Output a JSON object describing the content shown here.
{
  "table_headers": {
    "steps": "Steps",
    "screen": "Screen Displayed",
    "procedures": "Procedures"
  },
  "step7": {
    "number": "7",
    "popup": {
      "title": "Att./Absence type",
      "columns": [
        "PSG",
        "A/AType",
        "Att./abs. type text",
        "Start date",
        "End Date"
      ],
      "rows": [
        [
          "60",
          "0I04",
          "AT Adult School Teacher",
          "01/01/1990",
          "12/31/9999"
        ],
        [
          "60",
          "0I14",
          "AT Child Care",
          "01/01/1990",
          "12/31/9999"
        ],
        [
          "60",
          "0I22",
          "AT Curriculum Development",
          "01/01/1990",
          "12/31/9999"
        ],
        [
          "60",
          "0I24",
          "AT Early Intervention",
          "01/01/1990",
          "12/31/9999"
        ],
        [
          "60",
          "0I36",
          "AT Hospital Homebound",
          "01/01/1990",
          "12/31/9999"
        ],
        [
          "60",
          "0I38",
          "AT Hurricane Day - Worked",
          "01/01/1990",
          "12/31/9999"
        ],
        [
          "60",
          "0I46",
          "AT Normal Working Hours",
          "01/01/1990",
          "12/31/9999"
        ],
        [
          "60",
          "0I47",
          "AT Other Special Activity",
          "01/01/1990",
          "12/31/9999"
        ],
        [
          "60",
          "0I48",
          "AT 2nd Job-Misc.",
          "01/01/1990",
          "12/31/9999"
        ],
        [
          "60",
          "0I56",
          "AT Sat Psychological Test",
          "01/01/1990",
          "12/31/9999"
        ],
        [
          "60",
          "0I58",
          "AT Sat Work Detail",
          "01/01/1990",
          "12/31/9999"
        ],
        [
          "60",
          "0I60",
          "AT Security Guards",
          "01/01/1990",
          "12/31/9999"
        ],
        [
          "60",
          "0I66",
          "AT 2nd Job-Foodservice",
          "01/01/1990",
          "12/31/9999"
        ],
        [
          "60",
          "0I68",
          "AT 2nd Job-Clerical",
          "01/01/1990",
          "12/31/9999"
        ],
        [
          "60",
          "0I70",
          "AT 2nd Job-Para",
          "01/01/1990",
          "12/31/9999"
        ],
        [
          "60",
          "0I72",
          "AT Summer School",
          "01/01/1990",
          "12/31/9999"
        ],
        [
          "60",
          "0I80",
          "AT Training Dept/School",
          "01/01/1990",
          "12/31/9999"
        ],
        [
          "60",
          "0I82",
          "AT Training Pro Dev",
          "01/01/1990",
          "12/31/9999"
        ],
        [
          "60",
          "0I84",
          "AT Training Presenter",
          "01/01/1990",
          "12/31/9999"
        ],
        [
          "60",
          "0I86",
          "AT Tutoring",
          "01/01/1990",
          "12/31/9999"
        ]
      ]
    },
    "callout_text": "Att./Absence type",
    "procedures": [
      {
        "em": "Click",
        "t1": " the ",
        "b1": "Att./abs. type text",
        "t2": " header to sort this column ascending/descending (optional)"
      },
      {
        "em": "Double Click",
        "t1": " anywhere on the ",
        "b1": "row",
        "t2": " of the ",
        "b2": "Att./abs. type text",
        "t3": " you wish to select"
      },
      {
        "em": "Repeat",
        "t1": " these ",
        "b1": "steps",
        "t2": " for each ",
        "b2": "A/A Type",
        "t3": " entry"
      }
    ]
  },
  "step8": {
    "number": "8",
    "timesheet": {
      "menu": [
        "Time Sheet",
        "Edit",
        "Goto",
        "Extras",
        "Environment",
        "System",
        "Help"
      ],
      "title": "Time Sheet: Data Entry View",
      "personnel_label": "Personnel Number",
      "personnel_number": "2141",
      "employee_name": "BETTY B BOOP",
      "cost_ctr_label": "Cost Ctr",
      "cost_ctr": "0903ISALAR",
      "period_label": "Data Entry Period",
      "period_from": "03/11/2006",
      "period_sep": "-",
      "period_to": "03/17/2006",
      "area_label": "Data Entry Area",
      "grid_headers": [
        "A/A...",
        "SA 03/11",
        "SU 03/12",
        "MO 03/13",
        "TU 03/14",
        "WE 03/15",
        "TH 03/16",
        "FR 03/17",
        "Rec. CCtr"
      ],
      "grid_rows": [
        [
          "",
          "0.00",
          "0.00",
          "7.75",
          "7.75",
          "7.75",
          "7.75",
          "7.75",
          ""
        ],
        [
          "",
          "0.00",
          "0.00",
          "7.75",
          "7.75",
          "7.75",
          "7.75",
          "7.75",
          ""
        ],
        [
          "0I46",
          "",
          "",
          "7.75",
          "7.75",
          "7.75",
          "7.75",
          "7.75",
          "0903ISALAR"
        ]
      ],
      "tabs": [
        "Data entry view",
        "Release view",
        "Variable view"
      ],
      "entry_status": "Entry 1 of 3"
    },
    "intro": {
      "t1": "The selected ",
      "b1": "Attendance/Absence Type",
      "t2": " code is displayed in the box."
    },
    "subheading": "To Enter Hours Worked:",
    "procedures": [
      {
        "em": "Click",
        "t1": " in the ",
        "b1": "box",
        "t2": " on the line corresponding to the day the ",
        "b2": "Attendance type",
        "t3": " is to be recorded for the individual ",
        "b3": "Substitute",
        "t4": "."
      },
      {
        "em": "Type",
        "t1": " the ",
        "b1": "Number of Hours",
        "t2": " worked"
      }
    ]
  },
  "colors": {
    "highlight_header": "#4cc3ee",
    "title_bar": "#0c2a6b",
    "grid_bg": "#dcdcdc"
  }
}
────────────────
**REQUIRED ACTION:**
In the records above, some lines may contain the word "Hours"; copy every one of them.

**ANSWER FOR THIS EXERCISE:**
          "AT Normal Working Hours",
    "subheading": "To Enter Hours Worked:",
        "b1": "Number of Hours",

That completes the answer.